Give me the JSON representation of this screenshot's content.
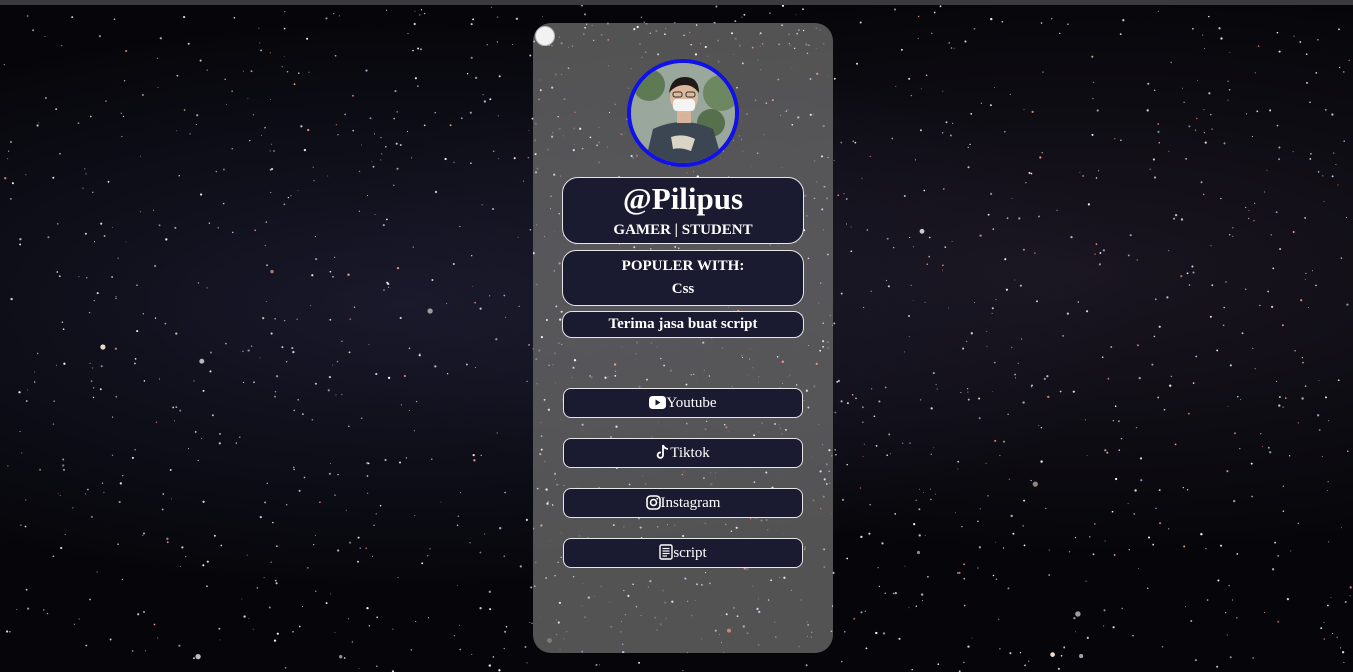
{
  "profile": {
    "handle": "@Pilipus",
    "tagline": "GAMER | STUDENT",
    "avatar_border_color": "#1010e8"
  },
  "popular": {
    "title": "POPULER WITH:",
    "value": "Css"
  },
  "note": "Terima jasa buat script",
  "links": [
    {
      "label": "Youtube",
      "icon": "youtube-icon"
    },
    {
      "label": "Tiktok",
      "icon": "tiktok-icon"
    },
    {
      "label": "Instagram",
      "icon": "instagram-icon"
    },
    {
      "label": "script",
      "icon": "script-icon"
    }
  ],
  "theme": {
    "panel_bg": "#1a1a30",
    "card_bg": "#696969",
    "text_color": "#ffffff"
  }
}
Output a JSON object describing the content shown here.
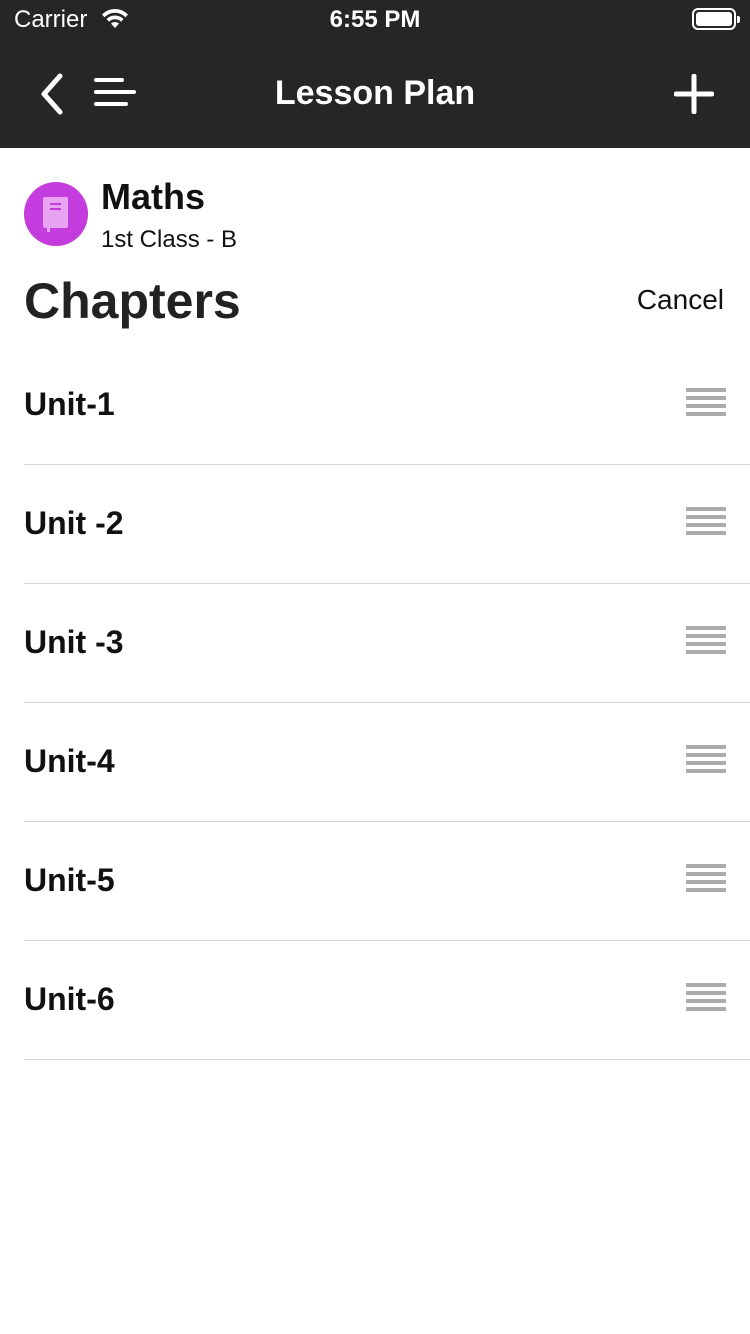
{
  "status_bar": {
    "carrier": "Carrier",
    "time": "6:55 PM"
  },
  "nav": {
    "title": "Lesson Plan",
    "back_icon": "chevron-left-icon",
    "menu_icon": "menu-icon",
    "add_icon": "plus-icon"
  },
  "subject": {
    "name": "Maths",
    "class_label": "1st Class - B",
    "avatar_color": "#c53cde",
    "icon": "book-icon"
  },
  "chapters": {
    "heading": "Chapters",
    "cancel_label": "Cancel",
    "items": [
      {
        "label": "Unit-1"
      },
      {
        "label": "Unit -2"
      },
      {
        "label": "Unit -3"
      },
      {
        "label": "Unit-4"
      },
      {
        "label": "Unit-5"
      },
      {
        "label": "Unit-6"
      }
    ]
  },
  "colors": {
    "bar_background": "#262626",
    "divider": "#d4d4d4",
    "drag_handle": "#ababab"
  }
}
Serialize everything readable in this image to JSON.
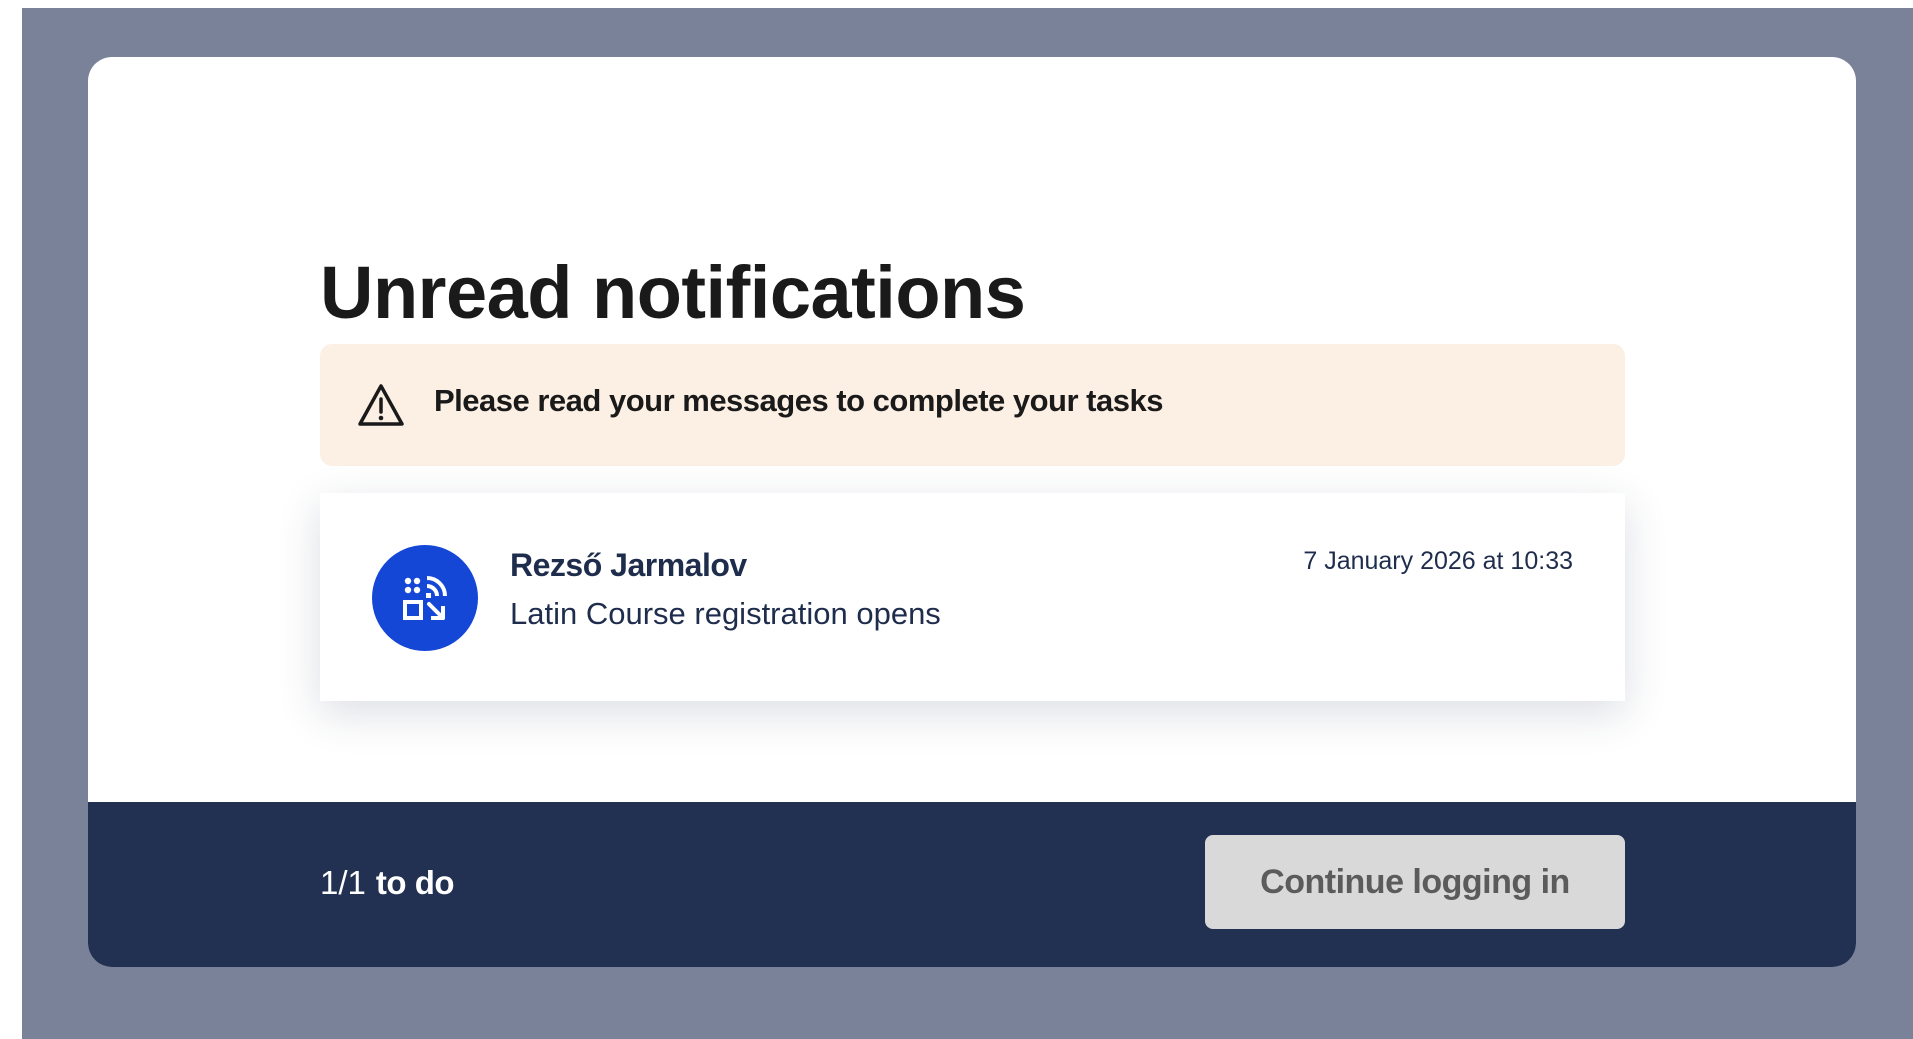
{
  "modal": {
    "title": "Unread notifications",
    "alert": {
      "icon": "warning-triangle-icon",
      "text": "Please read your messages to complete your tasks",
      "background": "#fcefe4"
    },
    "notifications": [
      {
        "avatar_icon": "qr-code-icon",
        "avatar_color": "#1447d6",
        "sender": "Rezső Jarmalov",
        "subject": "Latin Course registration opens",
        "date": "7 January 2026 at 10:33"
      }
    ]
  },
  "footer": {
    "progress_count": "1/1",
    "progress_label": "to do",
    "continue_label": "Continue logging in",
    "continue_enabled": false,
    "background": "#223051"
  },
  "colors": {
    "overlay": "#7a8299",
    "accent": "#1447d6"
  }
}
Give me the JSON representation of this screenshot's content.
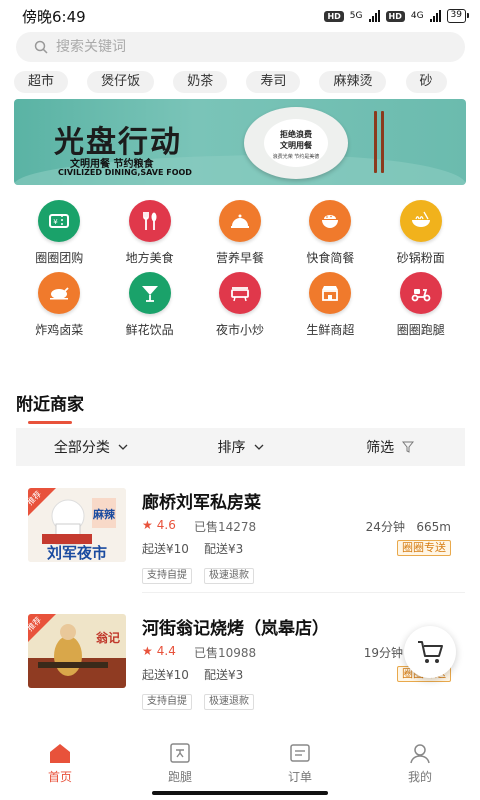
{
  "status_bar": {
    "time": "傍晚6:49",
    "hd1": "HD",
    "net1": "5G",
    "hd2": "HD",
    "net2": "4G",
    "battery": "39"
  },
  "search": {
    "placeholder": "搜索关键词"
  },
  "categories": [
    "超市",
    "煲仔饭",
    "奶茶",
    "寿司",
    "麻辣烫",
    "砂"
  ],
  "banner": {
    "headline": "光盘行动",
    "subtitle": "文明用餐 节约粮食",
    "subtitle_en": "CIVILIZED DINING,SAVE FOOD",
    "plate_line1": "拒绝浪费",
    "plate_line2": "文明用餐",
    "plate_line3": "浪费光荣 节约是美德"
  },
  "services": [
    {
      "label": "圈圈团购",
      "icon": "ticket-icon",
      "color": "#1aa26a"
    },
    {
      "label": "地方美食",
      "icon": "utensils-icon",
      "color": "#e0384b"
    },
    {
      "label": "营养早餐",
      "icon": "cloche-icon",
      "color": "#f07a2c"
    },
    {
      "label": "快食简餐",
      "icon": "rice-bowl-icon",
      "color": "#f07a2c"
    },
    {
      "label": "砂锅粉面",
      "icon": "noodle-bowl-icon",
      "color": "#f1b21c"
    },
    {
      "label": "炸鸡卤菜",
      "icon": "roast-chicken-icon",
      "color": "#f07a2c"
    },
    {
      "label": "鲜花饮品",
      "icon": "cocktail-icon",
      "color": "#1aa26a"
    },
    {
      "label": "夜市小炒",
      "icon": "grill-icon",
      "color": "#e0384b"
    },
    {
      "label": "生鲜商超",
      "icon": "store-icon",
      "color": "#f07a2c"
    },
    {
      "label": "圈圈跑腿",
      "icon": "scooter-icon",
      "color": "#e0384b"
    }
  ],
  "nearby": {
    "title": "附近商家",
    "filters": [
      "全部分类",
      "排序",
      "筛选"
    ]
  },
  "shops": [
    {
      "name": "廊桥刘军私房菜",
      "rating": "4.6",
      "sold": "已售14278",
      "eta": "24分钟",
      "distance": "665m",
      "min_order": "起送¥10",
      "delivery_fee": "配送¥3",
      "badge": "圈圈专送",
      "tags": [
        "支持自提",
        "极速退款"
      ],
      "thumb_text": "刘军夜市",
      "thumb_sign": "麻辣"
    },
    {
      "name": "河街翁记烧烤（岚皋店）",
      "rating": "4.4",
      "sold": "已售10988",
      "eta": "19分钟",
      "distance": "",
      "min_order": "起送¥10",
      "delivery_fee": "配送¥3",
      "badge": "圈圈专送",
      "tags": [
        "支持自提",
        "极速退款"
      ],
      "thumb_text": "",
      "thumb_sign": "翁记"
    }
  ],
  "promo_ribbon": "推荐",
  "bottom_nav": [
    {
      "label": "首页",
      "icon": "home-icon",
      "active": true
    },
    {
      "label": "跑腿",
      "icon": "errand-icon",
      "active": false
    },
    {
      "label": "订单",
      "icon": "order-icon",
      "active": false
    },
    {
      "label": "我的",
      "icon": "profile-icon",
      "active": false
    }
  ],
  "colors": {
    "accent": "#e8523b",
    "badge": "#d67d14"
  }
}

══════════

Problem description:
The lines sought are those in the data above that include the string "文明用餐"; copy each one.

Task answer:
    "subtitle": "文明用餐 节约粮食",
    "plate_line2": "文明用餐",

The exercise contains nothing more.